Christ also knew that "the resurrection would be the last word," Benedict XVI added.
Serious illness
The Pope continued, "If to save us the Son of God had to suffer and die crucified, it certainly was not because of a cruel design of the heavenly Father.  "The cause of it is the gravity of the sickness of which he must cure us: an evil so serious and deadly that it will require all of his blood. 
"In fact, it is with his death and resurrection that Jesus defeated sin and death, reestablishing the lordship of God."
Popes Html link here: 
 “Where there is no honor for the elderly, there is no future for young people.” Pope Francis:
It Is a Mortal Sin When Children Don't Visit Their Elderly Parents.

Popes mentioned in articles of Saints today; April 24
Pope St Gregory the Great despatched  to England in 601:  624 St Mellitus of Canterbury missionary Archbishop of Canterbury from 619
Pius XII, Sovereign Pontiff, enrolled among the number of the saints at Angers in France, St. Mary Euphrasia Pelletier, virgin and foundress of the Institute of the Good Shepherd Sisters.
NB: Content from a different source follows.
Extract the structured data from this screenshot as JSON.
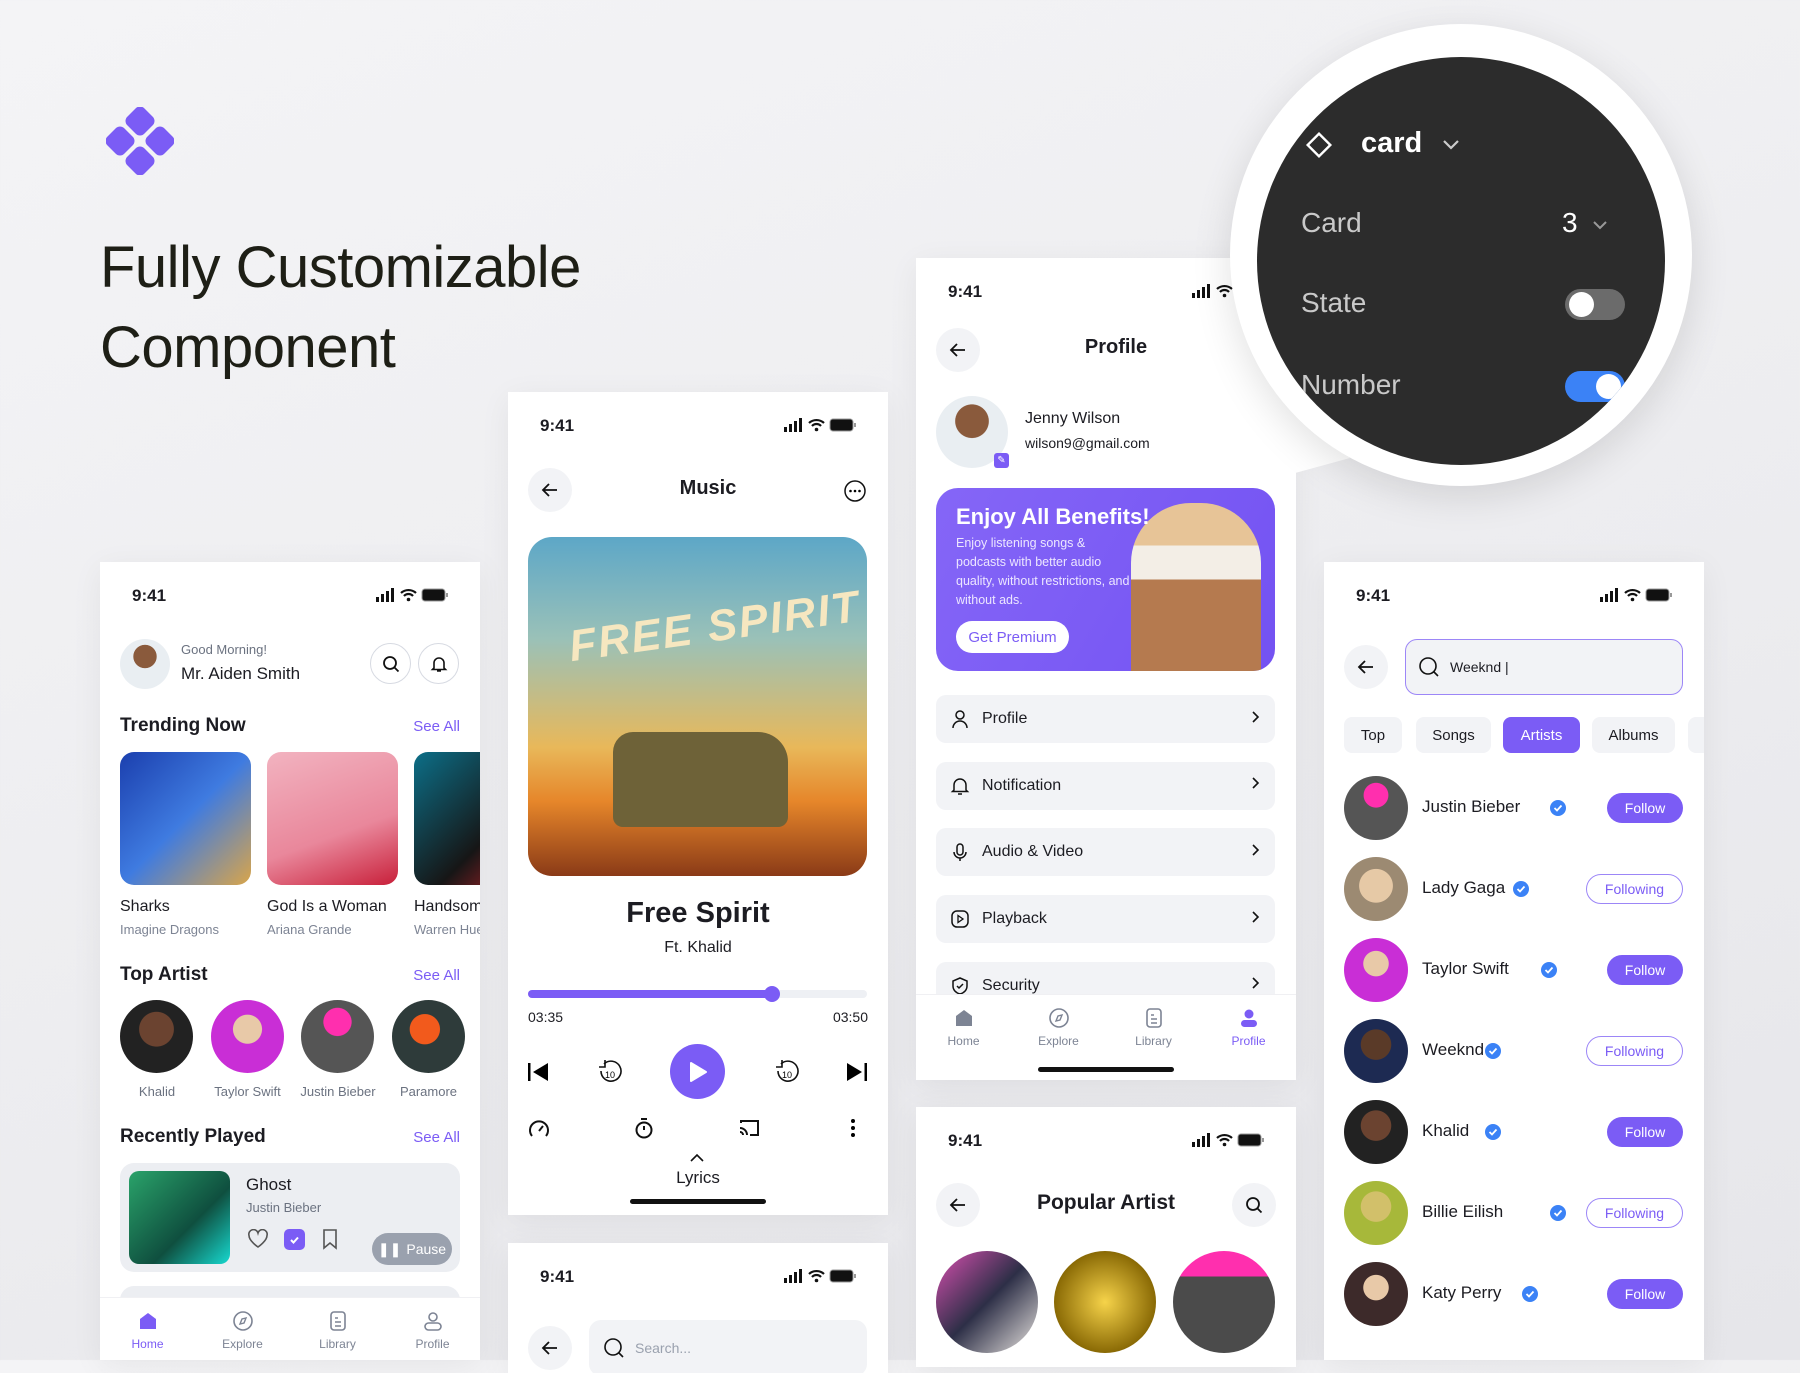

Popes mentioned in articles of Saints today; April 22
 174 Soter, Pope charity personal kindness care for persecuted condemned Montanists (RM)
 282 The Departure of the Holy Father Anba Maximus The Fifteenth Pope of Alexandria.
 296 Saint Caius, Pope Dalmatian M (RM)
167 to 175 Pope Soter and Caius, Saints and Popes
They have their feast together on 22 April, on which day they appear in most of the martyrologies, though Notker and a few others give Soter on the 21st and Caius on the 19th or 21st.

 536 Pope Agapitus I archdeacon opposed Monophysites Pope (RM) in the opinion of Pope St Gregory I he was “a trumpet of the gospel and a herald of righteousness”.

Popes mentioned in articles of Saints today; April 21
Pope Clement XI in 1720, 1109 Anselm of Canterbury Doctor of the Church OSB B Cur Deus Homo, the most famous treatise on the Incarnation ever written; canonized and included among the Doctors of the Church by Pope Clement XI in 1720.  An attempt to persuade Pope Urban II to depose the saint was equally futile.  After due consideration Paschal II confirmed his predecessor’s decisions, and Henry thereupon sent word to St Anselm forbidding his return if he continued recalcitrant, and pronouncing the confiscation of his revenues.

Popes mentioned in articles of Saints today; April 21
Pope St. Gregory the Great. -- 599 St. Anastasius XI Antioch Patriarch learning holiness comforting afflicted observed perpetual silence except for charityIn 593 Anastasius was restored to his see by Pope St. Gregory the Great.

Popes mentioned in articles of Saints today; April 21
Pope Pius XI -- 1163 Blessed Fastred of Cambron abbot-founder of Cambron obligation to poverty OSB Cist. Abbot (AC) Being renowned for miracles, Pope Pius XI enrolled him among the number of the saints.

Popes mentioned in articles of Saints today; April 20
On April 20, 1940, Pope Pius XII fittingly addressed these eloquent words in the city of Genoa for the anniversary of this event: "Genoese, bow down to Columbus, not only to the bold navigator who overcame opposition from scientists and the fury of the ocean, but also to a great servant of Our Lady.   He placed his expedition under Mary's protection and gave his caravel the name of Santa Maria. When he climbed aboard his ship, he said farewell to a surprised and skeptical Europe;  he ventured on the fierce waves and reaching the end of his journey
he kneeled before Jesus, who calmed the storms, and before Mary, the star of the sea."
Encyclopedia Maria Vol. IV - Beauchesne 1956.



Popes mentioned in articles of Saints today; April 19
1054    Leo IX "the pilgrim pope" - reformer deacon a stern bishop holy man & army officer  Pope (RM)